C. REINFORCING IRONWORKER (RODMAN) Set steel bars in concrete forms to reinforce concrete structures. They place the steel bars on suitable supports in the concrete form and tie the bars together at intersections so that each bar receives its intended structural load. The bars are placed in the concrete form according to blueprints, specifications or verbal instructions. The Rod-men use steel pliers and other types of tying tools to wire the rods securely in place. Some concrete reinforcing is in the form of coarse heavy mesh made of steel wires. When using mesh, the rod-men measure the surface to be covered, cut and bend the mesh to the desired shape, place the mesh over the area to be reinforced.
D. MACHINERY MOVING & RIGGING Iron Workers and/or riggers with their knowledge of all types of light and heavy rigging are engaged in the unloading, moving and erection of machinery on construction jobs, repair work and whenever machinery is moved in and out of plants or buildings. Types of rigging used are derricks, cranes, gin poles, along with rollers, jacks, cribbings, and other equipment. In many instances, special rigging equipment must be built on the job to handle machinery where unforeseen problems arise. This requires experience and knowledge of materials, cables, blocks, and other rigging equipment necessary to safely handle the stresses and strains encountered.
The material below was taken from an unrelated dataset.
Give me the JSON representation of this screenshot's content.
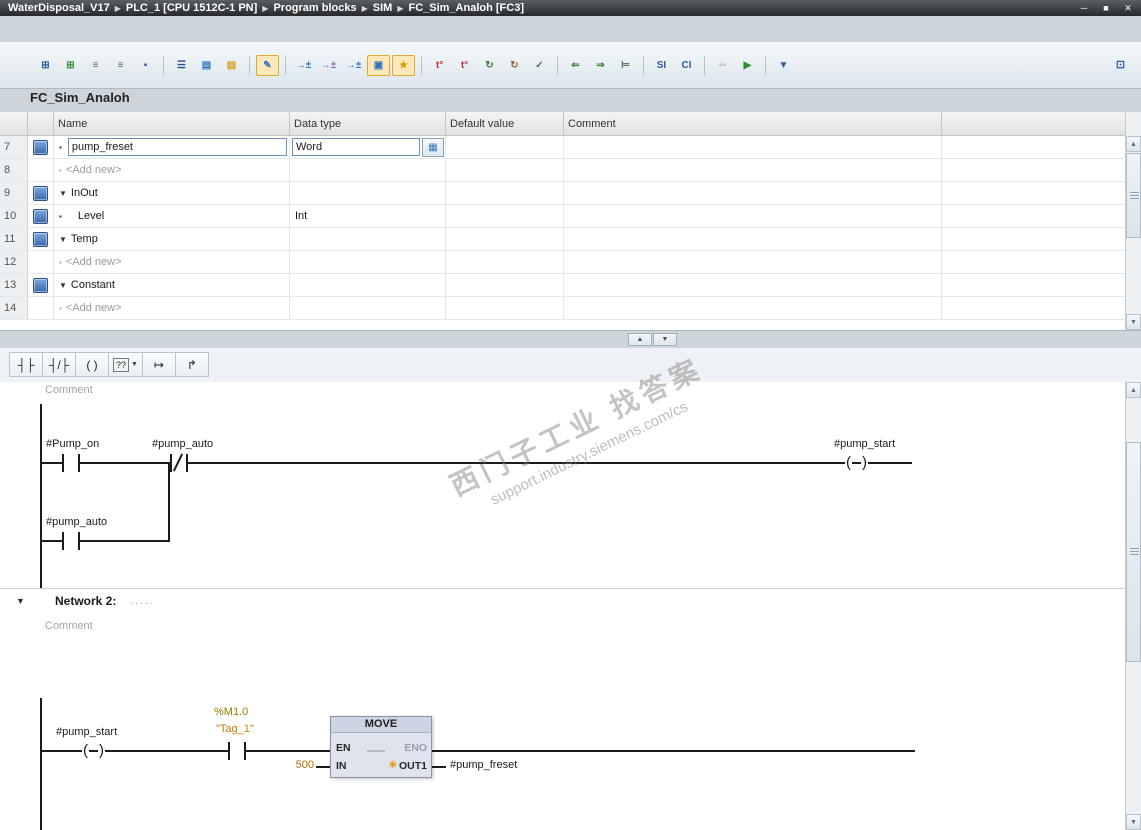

E. WELDING Electric arc, mild steel, low-hydrogen and mig will be certified by end of three years.
(ALL APPRENTICES ARE GIVEN RELATED TECHNICAL TRAINING IN ALL PHASES OF THE WORK PROCESS).
The Selection Interview
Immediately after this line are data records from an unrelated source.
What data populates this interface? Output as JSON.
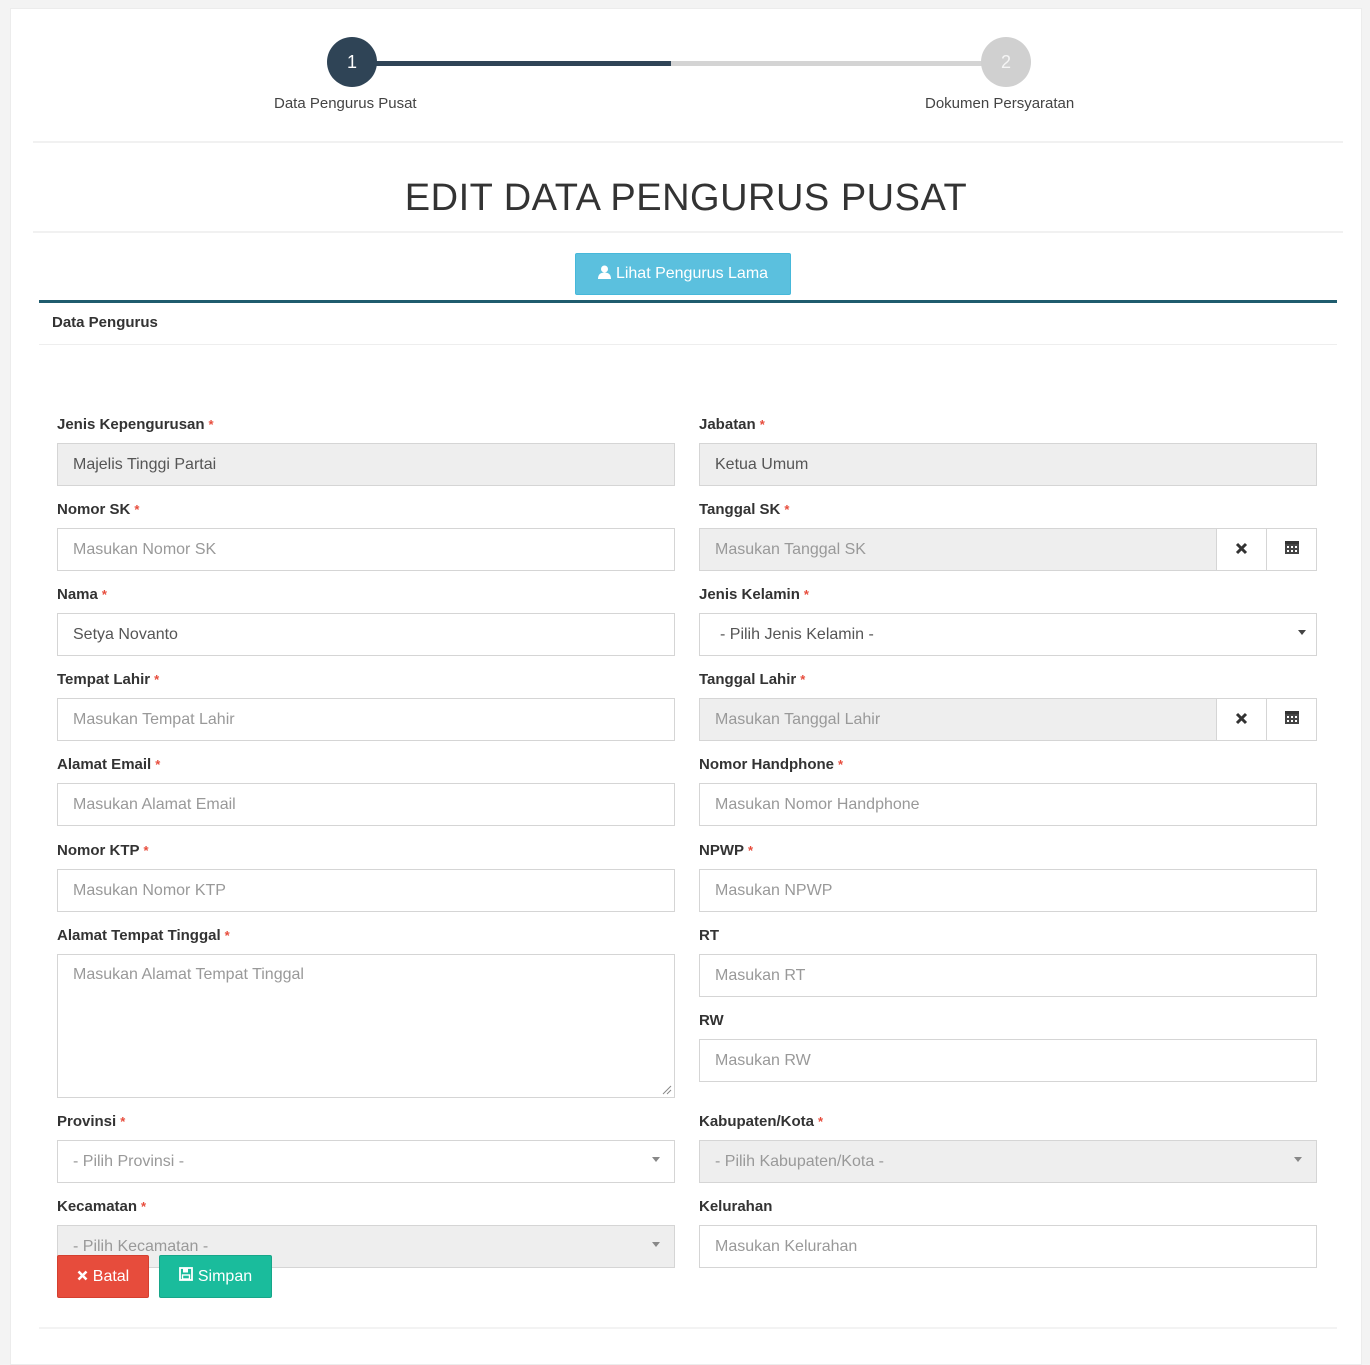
{
  "wizard": {
    "steps": [
      {
        "number": "1",
        "label": "Data Pengurus Pusat"
      },
      {
        "number": "2",
        "label": "Dokumen Persyaratan"
      }
    ]
  },
  "page_title": "EDIT DATA PENGURUS PUSAT",
  "lihat_button": {
    "icon": "user-icon",
    "label": "Lihat Pengurus Lama"
  },
  "panel": {
    "heading": "Data Pengurus"
  },
  "required_mark": "*",
  "form": {
    "jenis_kepengurusan": {
      "label": "Jenis Kepengurusan",
      "value": "Majelis Tinggi Partai"
    },
    "nomor_sk": {
      "label": "Nomor SK",
      "placeholder": "Masukan Nomor SK"
    },
    "nama": {
      "label": "Nama",
      "value": "Setya Novanto"
    },
    "tempat_lahir": {
      "label": "Tempat Lahir",
      "placeholder": "Masukan Tempat Lahir"
    },
    "alamat_email": {
      "label": "Alamat Email",
      "placeholder": "Masukan Alamat Email"
    },
    "nomor_ktp": {
      "label": "Nomor KTP",
      "placeholder": "Masukan Nomor KTP"
    },
    "alamat_tempat_tinggal": {
      "label": "Alamat Tempat Tinggal",
      "placeholder": "Masukan Alamat Tempat Tinggal"
    },
    "provinsi": {
      "label": "Provinsi",
      "selected": "- Pilih Provinsi -"
    },
    "kecamatan": {
      "label": "Kecamatan",
      "selected": "- Pilih Kecamatan -"
    },
    "jabatan": {
      "label": "Jabatan",
      "value": "Ketua Umum"
    },
    "tanggal_sk": {
      "label": "Tanggal SK",
      "placeholder": "Masukan Tanggal SK"
    },
    "jenis_kelamin": {
      "label": "Jenis Kelamin",
      "selected": "- Pilih Jenis Kelamin -"
    },
    "tanggal_lahir": {
      "label": "Tanggal Lahir",
      "placeholder": "Masukan Tanggal Lahir"
    },
    "nomor_handphone": {
      "label": "Nomor Handphone",
      "placeholder": "Masukan Nomor Handphone"
    },
    "npwp": {
      "label": "NPWP",
      "placeholder": "Masukan NPWP"
    },
    "rt": {
      "label": "RT",
      "placeholder": "Masukan RT"
    },
    "rw": {
      "label": "RW",
      "placeholder": "Masukan RW"
    },
    "kabupaten_kota": {
      "label": "Kabupaten/Kota",
      "selected": "- Pilih Kabupaten/Kota -"
    },
    "kelurahan": {
      "label": "Kelurahan",
      "placeholder": "Masukan Kelurahan"
    }
  },
  "date_addons": {
    "clear_icon": "close-icon",
    "calendar_icon": "calendar-icon"
  },
  "actions": {
    "batal": {
      "icon": "close-icon",
      "label": "Batal"
    },
    "simpan": {
      "icon": "save-icon",
      "label": "Simpan"
    }
  },
  "colors": {
    "wizard_active": "#2f4456",
    "wizard_inactive": "#d0d0d0",
    "info": "#5bc0de",
    "danger": "#e74c3c",
    "success": "#1abc9c",
    "panel_border": "#1f5c6e",
    "required": "#e74c3c"
  }
}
Up to the point of the selection interview, the applicant process determines only that the applicant meets the basic qualifications. At the selection interview, the applicant meets personally with the members of the Joint Apprenticeship and Training Committee.
The Committee has before it the application with supporting documents. The personal interview is designed to gather information, which would indicate that the applicant could and would successfully complete the apprenticeship.
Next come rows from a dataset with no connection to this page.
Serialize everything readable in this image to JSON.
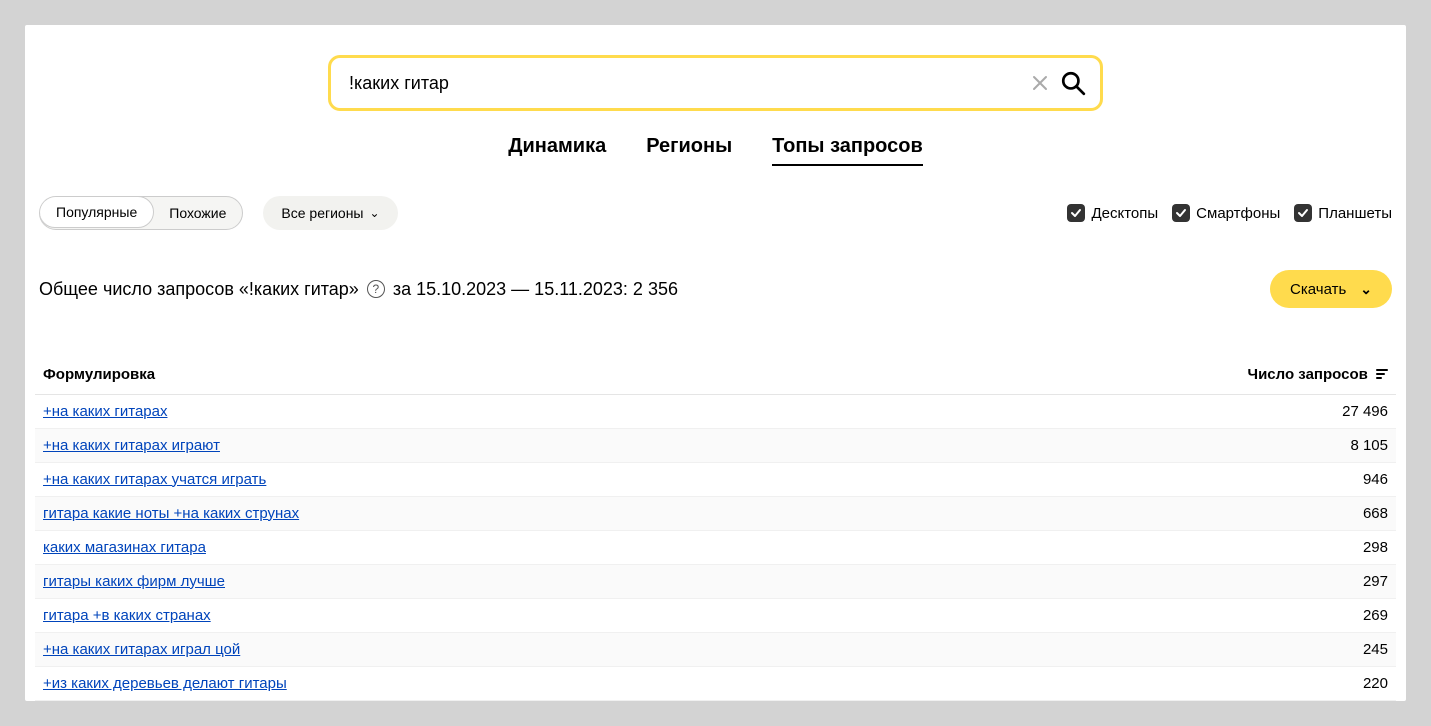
{
  "search": {
    "value": "!каких гитар"
  },
  "tabs": [
    {
      "label": "Динамика",
      "active": false
    },
    {
      "label": "Регионы",
      "active": false
    },
    {
      "label": "Топы запросов",
      "active": true
    }
  ],
  "filters": {
    "toggle": [
      {
        "label": "Популярные",
        "active": true
      },
      {
        "label": "Похожие",
        "active": false
      }
    ],
    "regions_label": "Все регионы",
    "devices": [
      {
        "label": "Десктопы"
      },
      {
        "label": "Смартфоны"
      },
      {
        "label": "Планшеты"
      }
    ]
  },
  "summary": {
    "prefix": "Общее число запросов «!каких гитар»",
    "suffix": "за 15.10.2023 — 15.11.2023: 2 356"
  },
  "download_label": "Скачать",
  "table": {
    "col_query": "Формулировка",
    "col_count": "Число запросов",
    "rows": [
      {
        "q": "+на каких гитарах",
        "c": "27 496"
      },
      {
        "q": "+на каких гитарах играют",
        "c": "8 105"
      },
      {
        "q": "+на каких гитарах учатся играть",
        "c": "946"
      },
      {
        "q": "гитара какие ноты +на каких струнах",
        "c": "668"
      },
      {
        "q": "каких магазинах гитара",
        "c": "298"
      },
      {
        "q": "гитары каких фирм лучше",
        "c": "297"
      },
      {
        "q": "гитара +в каких странах",
        "c": "269"
      },
      {
        "q": "+на каких гитарах играл цой",
        "c": "245"
      },
      {
        "q": "+из каких деревьев делают гитары",
        "c": "220"
      }
    ]
  }
}
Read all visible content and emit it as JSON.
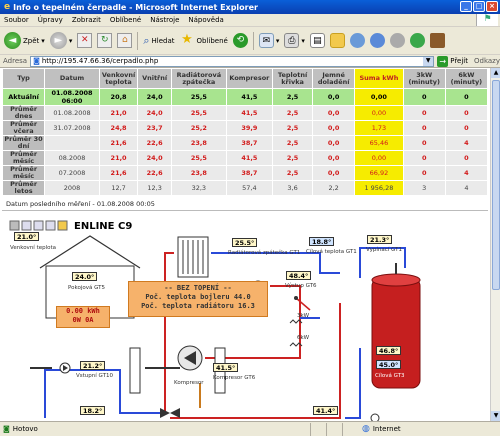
{
  "window": {
    "title": "Info o tepelném čerpadle - Microsoft Internet Explorer"
  },
  "menu": [
    "Soubor",
    "Úpravy",
    "Zobrazit",
    "Oblíbené",
    "Nástroje",
    "Nápověda"
  ],
  "toolbar": {
    "back_label": "Zpět",
    "search_label": "Hledat",
    "favorites_label": "Oblíbené"
  },
  "address": {
    "label": "Adresa",
    "url": "http://195.47.66.36/cerpadlo.php",
    "go_label": "Přejít",
    "links_label": "Odkazy"
  },
  "table": {
    "headers": [
      "Typ",
      "Datum",
      "Venkovní teplota",
      "Vnitřní",
      "Radiátorová zpátečka",
      "Kompresor",
      "Teplotní křivka",
      "Jemné doladění",
      "Suma kWh",
      "3kW (minuty)",
      "6kW (minuty)"
    ],
    "rows": [
      {
        "type": "Aktuální",
        "date": "01.08.2008 06:00",
        "v": [
          "20,8",
          "24,0",
          "25,5",
          "41,5",
          "2,5",
          "0,0",
          "0,00",
          "0",
          "0"
        ],
        "now": true
      },
      {
        "type": "Průměr dnes",
        "date": "01.08.2008",
        "v": [
          "21,0",
          "24,0",
          "25,5",
          "41,5",
          "2,5",
          "0,0",
          "0,00",
          "0",
          "0"
        ],
        "now": false
      },
      {
        "type": "Průměr včera",
        "date": "31.07.2008",
        "v": [
          "24,8",
          "23,7",
          "25,2",
          "39,9",
          "2,5",
          "0,0",
          "1,73",
          "0",
          "0"
        ],
        "now": false
      },
      {
        "type": "Průměr 30 dní",
        "date": "",
        "v": [
          "21,6",
          "22,6",
          "23,8",
          "38,7",
          "2,5",
          "0,0",
          "65,46",
          "0",
          "4"
        ],
        "now": false
      },
      {
        "type": "Průměr měsíc",
        "date": "08.2008",
        "v": [
          "21,0",
          "24,0",
          "25,5",
          "41,5",
          "2,5",
          "0,0",
          "0,00",
          "0",
          "0"
        ],
        "now": false
      },
      {
        "type": "Průměr měsíc",
        "date": "07.2008",
        "v": [
          "21,6",
          "22,6",
          "23,8",
          "38,7",
          "2,5",
          "0,0",
          "66,92",
          "0",
          "4"
        ],
        "now": false
      },
      {
        "type": "Průměr letos",
        "date": "2008",
        "v": [
          "12,7",
          "12,3",
          "32,3",
          "57,4",
          "3,6",
          "2,2",
          "1 956,28",
          "3",
          "4"
        ],
        "now": false,
        "plain": true
      }
    ],
    "last_measurement": "Datum posledního měření - 01.08.2008 00:05"
  },
  "scheme": {
    "title": "ENLINE C9",
    "outdoor_temp": "21.0°",
    "outdoor_label": "Venkovní teplota",
    "room_temp": "24.0°",
    "room_label": "Pokojová GT5",
    "radiator_return": "25.5°",
    "radiator_return_label": "Radiátorová zpátečka GT1",
    "target_temp": "18.8°",
    "target_label": "Cílová teplota GT1",
    "outlet_temp": "21.3°",
    "outlet_label": "Vypínací GT1",
    "gt6_temp": "48.4°",
    "gt6_label": "Výstup GT6",
    "heater_3kw": "3kW",
    "heater_6kw": "6kW",
    "info_lines": [
      "-- BEZ TOPENÍ --",
      "Poč. teplota bojleru 44.0",
      "Poč. teplota radiátoru 16.3"
    ],
    "kwh_value": "0.00 kWh",
    "power_values": "0W  0A",
    "brine_in": "21.2°",
    "brine_in_label": "Vstupní GT10",
    "compressor_label": "Kompresor",
    "compressor_temp": "41.5°",
    "compressor_temp_label": "Kompresor GT6",
    "boiler_top": "46.8°",
    "boiler_bottom": "45.0°",
    "boiler_label": "Cílová GT3",
    "bottom_left_temp": "18.2°",
    "bottom_mid_temp": "41.4°"
  },
  "status": {
    "left": "Hotovo",
    "zone": "Internet"
  }
}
The Joint Apprenticeship and Training Committee is composed of people who are representatives of contractors who will hire and pay them, and of journeymen who will teach and work with them.
During the course of the interview, which is conducted on an informal and “get acquainted” basis, the Committee evaluates the applicant in these respects:
(a) Attitudes-towards oneself, fellow workers, supervisors, and society in general.
(b) Concept of the trade-work experience and familiarity with the trade. School subjects and grades. Willingness to work and study.
(c) Personal Traits-judgment, sense of responsibility, ambition, interests.
The applicants should use the interview to satisfy themselves that they will be accorded fair and just treatment throughout the period of their apprenticeship. (This is provided by the Standards and included in the Apprenticeship Agreement.)
The applicant should understand that the people serving on the Committee and conducting the selection interview are responsible people in the construction industry who want to help them as much as they want to help themselves.